*TASK GOAL*
Restate all the data exactly, so that each line is the same as before.

*DATA TO EXAMINE*
• • • •

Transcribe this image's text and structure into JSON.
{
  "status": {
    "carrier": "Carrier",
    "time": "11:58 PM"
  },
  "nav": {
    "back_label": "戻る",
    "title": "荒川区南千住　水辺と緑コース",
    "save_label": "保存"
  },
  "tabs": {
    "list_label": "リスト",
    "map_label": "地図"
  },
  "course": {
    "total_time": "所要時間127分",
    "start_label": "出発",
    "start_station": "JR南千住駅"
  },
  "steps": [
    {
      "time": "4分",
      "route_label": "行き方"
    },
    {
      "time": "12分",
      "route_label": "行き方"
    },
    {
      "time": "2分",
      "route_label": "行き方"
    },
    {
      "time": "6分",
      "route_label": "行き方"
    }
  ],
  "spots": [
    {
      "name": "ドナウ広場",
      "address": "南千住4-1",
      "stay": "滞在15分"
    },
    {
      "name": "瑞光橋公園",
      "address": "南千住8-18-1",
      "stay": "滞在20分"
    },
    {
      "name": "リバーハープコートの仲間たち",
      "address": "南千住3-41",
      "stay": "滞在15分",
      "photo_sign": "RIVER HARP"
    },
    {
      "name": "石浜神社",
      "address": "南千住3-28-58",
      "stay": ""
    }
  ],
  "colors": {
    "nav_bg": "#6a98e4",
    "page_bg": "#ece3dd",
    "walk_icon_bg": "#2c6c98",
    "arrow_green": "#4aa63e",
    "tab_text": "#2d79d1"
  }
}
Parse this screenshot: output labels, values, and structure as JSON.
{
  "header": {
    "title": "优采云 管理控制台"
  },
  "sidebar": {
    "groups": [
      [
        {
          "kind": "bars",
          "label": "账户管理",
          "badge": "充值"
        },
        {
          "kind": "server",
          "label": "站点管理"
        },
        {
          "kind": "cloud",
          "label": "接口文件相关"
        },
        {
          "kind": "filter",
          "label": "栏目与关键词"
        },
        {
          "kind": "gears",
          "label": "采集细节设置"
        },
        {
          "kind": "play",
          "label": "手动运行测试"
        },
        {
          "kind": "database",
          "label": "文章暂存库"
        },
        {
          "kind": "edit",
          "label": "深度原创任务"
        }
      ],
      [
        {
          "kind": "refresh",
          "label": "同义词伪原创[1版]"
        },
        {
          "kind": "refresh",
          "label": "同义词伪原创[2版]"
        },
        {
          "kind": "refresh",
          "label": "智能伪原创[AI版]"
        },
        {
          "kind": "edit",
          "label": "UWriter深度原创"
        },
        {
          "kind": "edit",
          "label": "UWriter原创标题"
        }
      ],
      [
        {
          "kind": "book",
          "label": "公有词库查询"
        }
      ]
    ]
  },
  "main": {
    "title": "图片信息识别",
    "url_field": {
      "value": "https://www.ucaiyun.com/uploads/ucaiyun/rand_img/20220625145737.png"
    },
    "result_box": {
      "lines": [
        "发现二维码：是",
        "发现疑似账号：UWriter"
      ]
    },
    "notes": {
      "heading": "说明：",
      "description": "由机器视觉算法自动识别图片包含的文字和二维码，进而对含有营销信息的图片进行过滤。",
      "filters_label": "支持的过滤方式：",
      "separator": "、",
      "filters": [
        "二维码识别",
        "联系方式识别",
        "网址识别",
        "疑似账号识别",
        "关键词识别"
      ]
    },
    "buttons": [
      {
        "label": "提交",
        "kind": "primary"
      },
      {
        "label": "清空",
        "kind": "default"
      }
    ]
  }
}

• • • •

*SOLUTION TO THIS TASK*
Transcribe this image's text and structure into JSON.
{
  "status": {
    "carrier": "Carrier",
    "time": "11:58 PM"
  },
  "nav": {
    "back_label": "戻る",
    "title": "荒川区南千住　水辺と緑コース",
    "save_label": "保存"
  },
  "tabs": {
    "list_label": "リスト",
    "map_label": "地図"
  },
  "course": {
    "total_time": "所要時間127分",
    "start_label": "出発",
    "start_station": "JR南千住駅"
  },
  "steps": [
    {
      "time": "4分",
      "route_label": "行き方"
    },
    {
      "time": "12分",
      "route_label": "行き方"
    },
    {
      "time": "2分",
      "route_label": "行き方"
    },
    {
      "time": "6分",
      "route_label": "行き方"
    }
  ],
  "spots": [
    {
      "name": "ドナウ広場",
      "address": "南千住4-1",
      "stay": "滞在15分"
    },
    {
      "name": "瑞光橋公園",
      "address": "南千住8-18-1",
      "stay": "滞在20分"
    },
    {
      "name": "リバーハープコートの仲間たち",
      "address": "南千住3-41",
      "stay": "滞在15分",
      "photo_sign": "RIVER HARP"
    },
    {
      "name": "石浜神社",
      "address": "南千住3-28-58",
      "stay": ""
    }
  ],
  "colors": {
    "nav_bg": "#6a98e4",
    "page_bg": "#ece3dd",
    "walk_icon_bg": "#2c6c98",
    "arrow_green": "#4aa63e",
    "tab_text": "#2d79d1"
  }
}
Parse this screenshot: output labels, values, and structure as JSON.
{
  "header": {
    "title": "优采云 管理控制台"
  },
  "sidebar": {
    "groups": [
      [
        {
          "kind": "bars",
          "label": "账户管理",
          "badge": "充值"
        },
        {
          "kind": "server",
          "label": "站点管理"
        },
        {
          "kind": "cloud",
          "label": "接口文件相关"
        },
        {
          "kind": "filter",
          "label": "栏目与关键词"
        },
        {
          "kind": "gears",
          "label": "采集细节设置"
        },
        {
          "kind": "play",
          "label": "手动运行测试"
        },
        {
          "kind": "database",
          "label": "文章暂存库"
        },
        {
          "kind": "edit",
          "label": "深度原创任务"
        }
      ],
      [
        {
          "kind": "refresh",
          "label": "同义词伪原创[1版]"
        },
        {
          "kind": "refresh",
          "label": "同义词伪原创[2版]"
        },
        {
          "kind": "refresh",
          "label": "智能伪原创[AI版]"
        },
        {
          "kind": "edit",
          "label": "UWriter深度原创"
        },
        {
          "kind": "edit",
          "label": "UWriter原创标题"
        }
      ],
      [
        {
          "kind": "book",
          "label": "公有词库查询"
        }
      ]
    ]
  },
  "main": {
    "title": "图片信息识别",
    "url_field": {
      "value": "https://www.ucaiyun.com/uploads/ucaiyun/rand_img/20220625145737.png"
    },
    "result_box": {
      "lines": [
        "发现二维码：是",
        "发现疑似账号：UWriter"
      ]
    },
    "notes": {
      "heading": "说明：",
      "description": "由机器视觉算法自动识别图片包含的文字和二维码，进而对含有营销信息的图片进行过滤。",
      "filters_label": "支持的过滤方式：",
      "separator": "、",
      "filters": [
        "二维码识别",
        "联系方式识别",
        "网址识别",
        "疑似账号识别",
        "关键词识别"
      ]
    },
    "buttons": [
      {
        "label": "提交",
        "kind": "primary"
      },
      {
        "label": "清空",
        "kind": "default"
      }
    ]
  }
}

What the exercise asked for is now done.